Self-Portrait as Othello by Jason Allen-Paisant
Manchester, UK. Carcanet Press. 2023. 80 pages.
As the title would suggest, Jason Allen-Paisant’s Self-Portrait as Othello is an examination of the poet’s person, rendered alongside—and, at times, in contrast with—the image of Othello from Shakespeare’s eponymous play. And with this central framework, Allen-Paisant carefully, passionately traces a life story of absence, romance, identity, incongruity, and, ultimately, self-acknowledgment as a Black man.
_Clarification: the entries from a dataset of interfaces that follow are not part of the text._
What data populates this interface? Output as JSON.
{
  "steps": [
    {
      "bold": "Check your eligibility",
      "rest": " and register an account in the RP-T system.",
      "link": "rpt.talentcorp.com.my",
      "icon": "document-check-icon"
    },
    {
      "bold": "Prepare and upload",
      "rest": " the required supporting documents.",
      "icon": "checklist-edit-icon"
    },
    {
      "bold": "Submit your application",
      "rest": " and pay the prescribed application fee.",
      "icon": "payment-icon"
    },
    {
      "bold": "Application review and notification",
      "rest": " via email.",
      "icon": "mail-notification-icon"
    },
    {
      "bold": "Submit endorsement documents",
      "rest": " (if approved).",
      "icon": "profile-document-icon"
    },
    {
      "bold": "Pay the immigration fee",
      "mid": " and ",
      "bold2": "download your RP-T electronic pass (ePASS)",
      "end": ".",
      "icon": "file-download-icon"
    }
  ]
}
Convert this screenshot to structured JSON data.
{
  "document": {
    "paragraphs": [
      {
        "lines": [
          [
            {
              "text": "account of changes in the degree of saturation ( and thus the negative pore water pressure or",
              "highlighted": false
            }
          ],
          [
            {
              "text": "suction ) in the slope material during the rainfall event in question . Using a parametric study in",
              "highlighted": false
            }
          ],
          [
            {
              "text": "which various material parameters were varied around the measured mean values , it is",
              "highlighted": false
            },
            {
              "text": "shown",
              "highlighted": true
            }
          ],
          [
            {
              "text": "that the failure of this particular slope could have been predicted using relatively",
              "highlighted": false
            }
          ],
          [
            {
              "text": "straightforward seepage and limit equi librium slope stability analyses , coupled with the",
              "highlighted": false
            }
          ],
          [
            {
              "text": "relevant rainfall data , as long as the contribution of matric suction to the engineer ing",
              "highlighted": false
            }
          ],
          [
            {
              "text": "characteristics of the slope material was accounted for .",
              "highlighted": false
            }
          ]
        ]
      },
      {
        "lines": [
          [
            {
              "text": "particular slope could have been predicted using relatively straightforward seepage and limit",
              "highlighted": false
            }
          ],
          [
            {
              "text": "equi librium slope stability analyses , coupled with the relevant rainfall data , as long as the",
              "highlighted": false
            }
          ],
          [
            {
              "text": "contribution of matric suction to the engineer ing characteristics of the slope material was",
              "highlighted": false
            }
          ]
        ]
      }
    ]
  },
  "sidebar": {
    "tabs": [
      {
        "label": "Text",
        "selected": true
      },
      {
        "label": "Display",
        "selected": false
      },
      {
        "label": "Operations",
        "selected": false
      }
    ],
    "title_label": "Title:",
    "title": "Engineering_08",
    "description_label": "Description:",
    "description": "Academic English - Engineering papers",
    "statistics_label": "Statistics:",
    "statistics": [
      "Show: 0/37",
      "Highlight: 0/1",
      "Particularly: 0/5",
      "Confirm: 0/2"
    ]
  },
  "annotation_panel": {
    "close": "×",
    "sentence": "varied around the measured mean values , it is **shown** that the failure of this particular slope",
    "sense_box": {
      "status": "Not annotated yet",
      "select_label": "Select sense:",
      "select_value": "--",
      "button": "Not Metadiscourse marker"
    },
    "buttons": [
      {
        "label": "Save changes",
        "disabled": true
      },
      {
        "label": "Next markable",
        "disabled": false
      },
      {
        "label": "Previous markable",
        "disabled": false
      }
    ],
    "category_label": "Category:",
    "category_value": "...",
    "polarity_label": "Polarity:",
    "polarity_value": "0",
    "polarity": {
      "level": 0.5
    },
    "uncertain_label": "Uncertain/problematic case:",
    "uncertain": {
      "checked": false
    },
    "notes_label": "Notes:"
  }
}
One of the more scintillating qualities of Self-Portrait is Allen-Paisant’s integration of multiple languages. In traversing tableaux of parental longing in Jamaica’s Coffee Grove, awkward romantic engagements in Paris, libertine escapades in Oxford, and much more, Allen-Paisant seamlessly accents his verse with sprinkles of patois, French, Italian, and German. In this way, he achieves greater reader immersion and avoids the rather unfashionable clumsiness of translation. Each of these languages appears to correspond as well to one of Allen-Paisant’s “modes” throughout Self-Portrait, with patois being used primarily to express feelings of abandonment or vulnerability, French: sex and sorrow, Italian: glory, Othello-ness. This mixing of languages is just subtle enough to enhance one’s reading experience without coming off as obfuscatory or shallowly dextrous.
Just as impressive as Allen-Paisant’s lingual feats is his attention to artistic and historical contexts while connecting himself to Othello. Othello, naturally, is a fictional character, but in drawing on sources like Dionne Brand’s A Map to the Door of No Return and Original Journals of the Voyages of Cada Mosto, and Pedro de Cintra to the Coast of Africa (compiled by Robert Kerr), Allen-Paisant delves into the documented presence of African Moors in Italy and the idea that “the Black body. . . is open space” (Dionne Brand) that can be occupied by others beyond the self—in this case, Allen-Paisant and Othello simultaneously. In the book’s second section, particularly, the connections to the valiant, misunderstood Othello appear more tangible, inhabited. Beyond this, references to works like Lemoyne’s Phèdre, Severini’s Sea = Dancer, and Veronese’s The Feast in the House of Levi add depth and offer jumping-off points for further considerations of the book’s crucial themes.
Jason Allen-Paisant’s Self-Portrait as Othello whisks its readers along like a confident lead (there is much dancing-related imagery to enjoy throughout), offering rich descriptions, lingual agility, and poignant social criticism along the way. With the exception of one or two slightly self-indulgent anatomy-focused poems near the end, Allen-Paisant has succeeded in crafting an engaging, layered collection that transcends the poetic memoir genre and demonstrates the value of intersectional perspectives.